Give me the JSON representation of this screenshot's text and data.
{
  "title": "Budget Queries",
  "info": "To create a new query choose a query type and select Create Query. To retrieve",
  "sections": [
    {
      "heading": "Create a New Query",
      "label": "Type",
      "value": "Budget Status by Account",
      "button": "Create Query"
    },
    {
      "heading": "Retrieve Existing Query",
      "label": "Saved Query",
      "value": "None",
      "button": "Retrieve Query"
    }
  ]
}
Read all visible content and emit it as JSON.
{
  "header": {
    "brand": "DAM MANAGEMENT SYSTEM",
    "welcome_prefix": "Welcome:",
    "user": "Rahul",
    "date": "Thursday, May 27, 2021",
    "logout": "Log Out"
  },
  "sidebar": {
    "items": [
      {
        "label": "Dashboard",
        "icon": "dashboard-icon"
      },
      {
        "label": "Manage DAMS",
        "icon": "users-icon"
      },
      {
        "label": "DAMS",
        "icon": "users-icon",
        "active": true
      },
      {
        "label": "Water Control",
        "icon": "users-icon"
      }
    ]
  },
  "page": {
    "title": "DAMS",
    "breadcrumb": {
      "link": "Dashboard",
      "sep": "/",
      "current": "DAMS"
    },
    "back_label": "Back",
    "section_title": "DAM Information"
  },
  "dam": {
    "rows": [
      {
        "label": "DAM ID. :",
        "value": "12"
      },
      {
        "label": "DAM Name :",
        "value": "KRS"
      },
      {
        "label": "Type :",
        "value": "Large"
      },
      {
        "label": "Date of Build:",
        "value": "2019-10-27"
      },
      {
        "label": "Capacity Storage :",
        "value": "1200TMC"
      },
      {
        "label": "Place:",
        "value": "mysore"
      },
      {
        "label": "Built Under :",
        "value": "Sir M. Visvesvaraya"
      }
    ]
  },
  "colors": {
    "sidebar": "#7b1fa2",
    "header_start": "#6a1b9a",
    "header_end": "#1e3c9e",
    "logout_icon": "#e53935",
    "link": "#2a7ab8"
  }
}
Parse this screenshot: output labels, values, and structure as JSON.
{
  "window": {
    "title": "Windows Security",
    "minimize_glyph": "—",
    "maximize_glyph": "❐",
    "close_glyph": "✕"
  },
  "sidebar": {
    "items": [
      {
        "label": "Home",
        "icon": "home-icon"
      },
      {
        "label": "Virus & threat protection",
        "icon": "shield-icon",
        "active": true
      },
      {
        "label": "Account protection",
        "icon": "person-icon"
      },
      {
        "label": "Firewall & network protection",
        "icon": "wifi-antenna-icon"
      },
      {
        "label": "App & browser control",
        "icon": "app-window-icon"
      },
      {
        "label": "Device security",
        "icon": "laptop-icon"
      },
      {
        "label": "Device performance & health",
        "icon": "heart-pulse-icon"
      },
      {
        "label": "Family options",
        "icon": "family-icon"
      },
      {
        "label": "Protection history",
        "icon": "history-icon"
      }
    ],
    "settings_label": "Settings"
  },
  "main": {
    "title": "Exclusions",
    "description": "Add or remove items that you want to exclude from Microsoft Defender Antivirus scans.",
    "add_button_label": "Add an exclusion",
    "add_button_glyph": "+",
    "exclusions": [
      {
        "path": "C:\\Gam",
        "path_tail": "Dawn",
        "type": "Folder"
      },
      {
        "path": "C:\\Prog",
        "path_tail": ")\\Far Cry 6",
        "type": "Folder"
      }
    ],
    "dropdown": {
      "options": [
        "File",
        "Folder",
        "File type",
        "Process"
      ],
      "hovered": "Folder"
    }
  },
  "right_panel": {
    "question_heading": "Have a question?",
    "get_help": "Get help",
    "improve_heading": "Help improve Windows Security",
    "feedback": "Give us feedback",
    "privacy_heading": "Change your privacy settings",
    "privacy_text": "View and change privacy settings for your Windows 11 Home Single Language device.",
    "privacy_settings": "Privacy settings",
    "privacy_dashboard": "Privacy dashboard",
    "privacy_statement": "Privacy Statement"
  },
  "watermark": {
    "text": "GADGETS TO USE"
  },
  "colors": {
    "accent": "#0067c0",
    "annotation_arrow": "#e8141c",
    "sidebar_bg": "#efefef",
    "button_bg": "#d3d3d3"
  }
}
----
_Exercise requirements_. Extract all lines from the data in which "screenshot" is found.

_Written answer_.
Give me the JSON representation of this screenshot's text and data.
Parse this screenshot: output labels, values, and structure as JSON.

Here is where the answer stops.